PROBLEM TO SOLVE: In the entries below, find the string "Rotate" and return each line holding it.

Items from an interface collection:
:::

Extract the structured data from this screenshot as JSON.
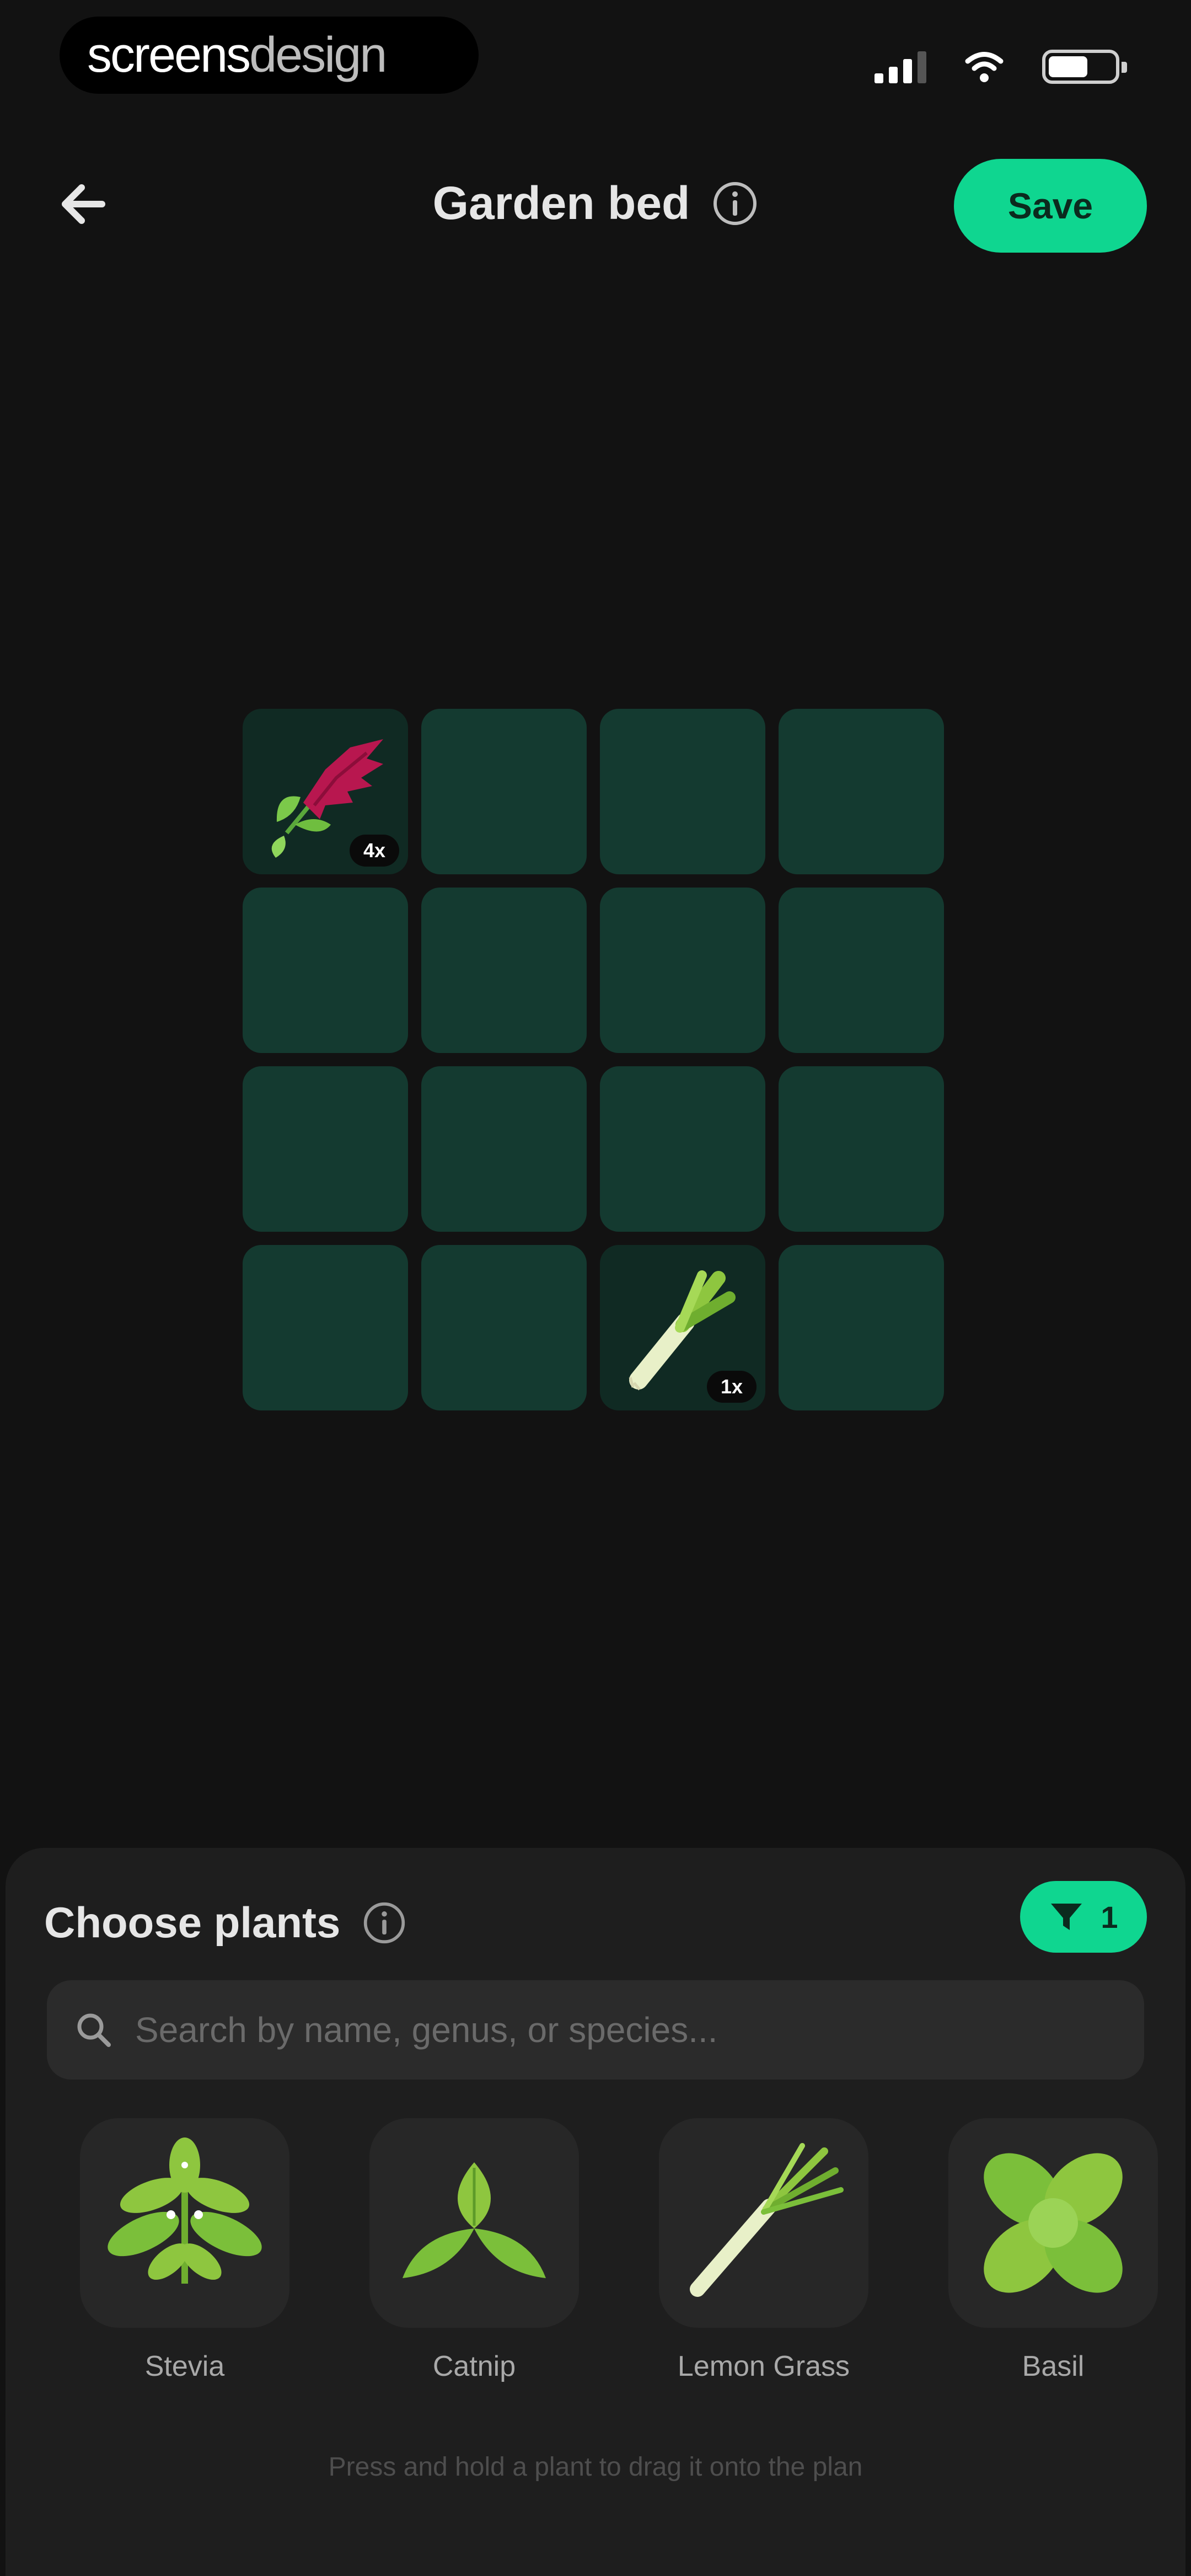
{
  "watermark": {
    "part1": "screens",
    "part2": "design"
  },
  "header": {
    "title": "Garden bed",
    "save_label": "Save"
  },
  "grid": {
    "rows": 4,
    "cols": 4,
    "cells": [
      {
        "plant": "amaranth-icon",
        "count": "4x"
      },
      {},
      {},
      {},
      {},
      {},
      {},
      {},
      {},
      {},
      {},
      {},
      {},
      {},
      {
        "plant": "leek-icon",
        "count": "1x"
      },
      {}
    ]
  },
  "sheet": {
    "title": "Choose plants",
    "filter_count": "1",
    "search_placeholder": "Search by name, genus, or species...",
    "plants": [
      {
        "name": "Stevia",
        "icon": "stevia-icon"
      },
      {
        "name": "Catnip",
        "icon": "catnip-icon"
      },
      {
        "name": "Lemon Grass",
        "icon": "lemon-grass-icon"
      },
      {
        "name": "Basil",
        "icon": "basil-icon"
      }
    ],
    "hint": "Press and hold a plant to drag it onto the plan"
  },
  "colors": {
    "accent": "#0fd690",
    "cell": "#143a30",
    "background": "#121212"
  }
}
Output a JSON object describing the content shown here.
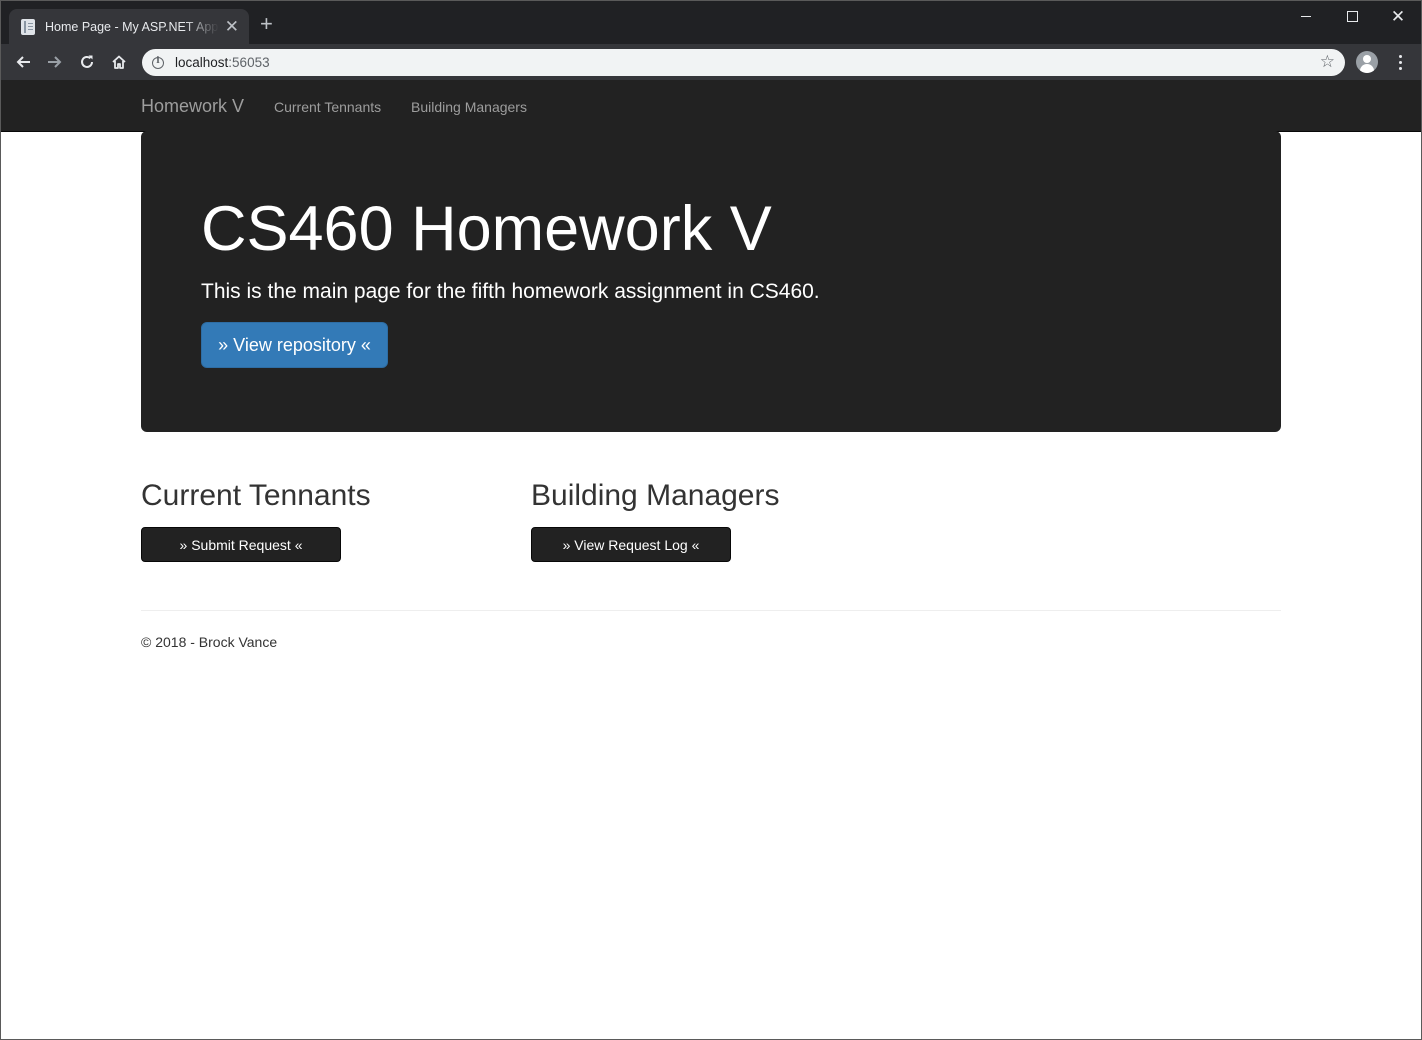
{
  "browser": {
    "tab_title": "Home Page - My ASP.NET Application",
    "url_host": "localhost",
    "url_port": ":56053"
  },
  "navbar": {
    "brand": "Homework V",
    "links": [
      "Current Tennants",
      "Building Managers"
    ]
  },
  "jumbotron": {
    "heading": "CS460 Homework V",
    "lead": "This is the main page for the fifth homework assignment in CS460.",
    "button_label": "» View repository «"
  },
  "sections": [
    {
      "heading": "Current Tennants",
      "button_label": "» Submit Request «"
    },
    {
      "heading": "Building Managers",
      "button_label": "» View Request Log «"
    }
  ],
  "footer": {
    "text": "© 2018 - Brock Vance"
  },
  "colors": {
    "navbar_bg": "#222222",
    "primary": "#337ab7",
    "chrome_dark": "#202124"
  }
}
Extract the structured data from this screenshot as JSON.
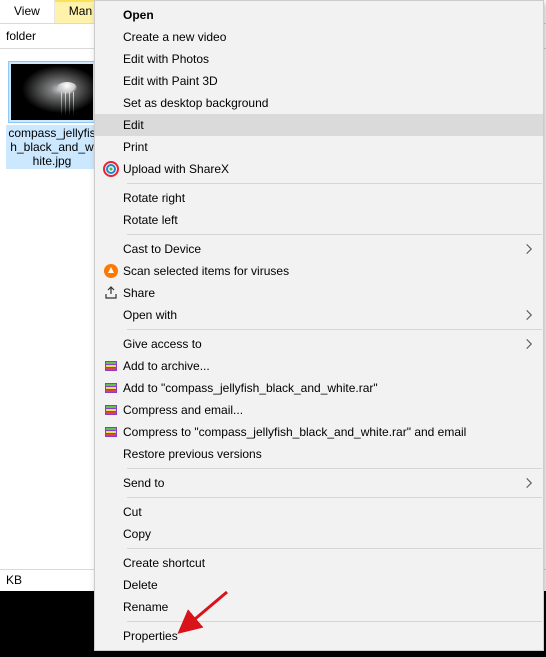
{
  "ribbon": {
    "tab_view": "View",
    "tab_manage": "Man"
  },
  "subbar": {
    "text": "folder"
  },
  "file": {
    "label": "compass_jellyfish_black_and_white.jpg"
  },
  "status": {
    "size": "KB"
  },
  "context_menu": {
    "open": "Open",
    "create_video": "Create a new video",
    "edit_photos": "Edit with Photos",
    "edit_paint3d": "Edit with Paint 3D",
    "set_background": "Set as desktop background",
    "edit": "Edit",
    "print": "Print",
    "upload_sharex": "Upload with ShareX",
    "rotate_right": "Rotate right",
    "rotate_left": "Rotate left",
    "cast": "Cast to Device",
    "scan": "Scan selected items for viruses",
    "share": "Share",
    "open_with": "Open with",
    "give_access": "Give access to",
    "add_archive": "Add to archive...",
    "add_to_rar": "Add to \"compass_jellyfish_black_and_white.rar\"",
    "compress_email": "Compress and email...",
    "compress_to_email": "Compress to \"compass_jellyfish_black_and_white.rar\" and email",
    "restore": "Restore previous versions",
    "send_to": "Send to",
    "cut": "Cut",
    "copy": "Copy",
    "create_shortcut": "Create shortcut",
    "delete": "Delete",
    "rename": "Rename",
    "properties": "Properties"
  }
}
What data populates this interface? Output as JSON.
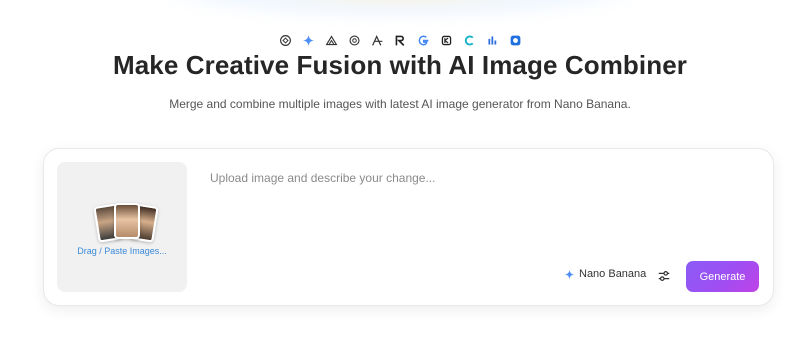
{
  "header": {
    "title": "Make Creative Fusion with AI Image Combiner",
    "subtitle": "Merge and combine multiple images with latest AI image generator from Nano Banana."
  },
  "model_icons": [
    "openai-icon",
    "gemini-spark-icon",
    "midjourney-icon",
    "openai-alt-icon",
    "flux-icon",
    "runway-icon",
    "google-icon",
    "kling-icon",
    "hailuo-icon",
    "seedance-icon",
    "ideogram-icon"
  ],
  "composer": {
    "upload_label": "Drag / Paste Images...",
    "prompt_placeholder": "Upload image and describe your change...",
    "model_name": "Nano Banana",
    "generate_label": "Generate"
  },
  "colors": {
    "accent": "#8b5cf6",
    "upload_label": "#3a8ad6",
    "upload_bg": "#f1f1f1"
  }
}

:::

EXERCISE RESULT:
    "rotate_right": "Rotate right",
    "rotate_left": "Rotate left",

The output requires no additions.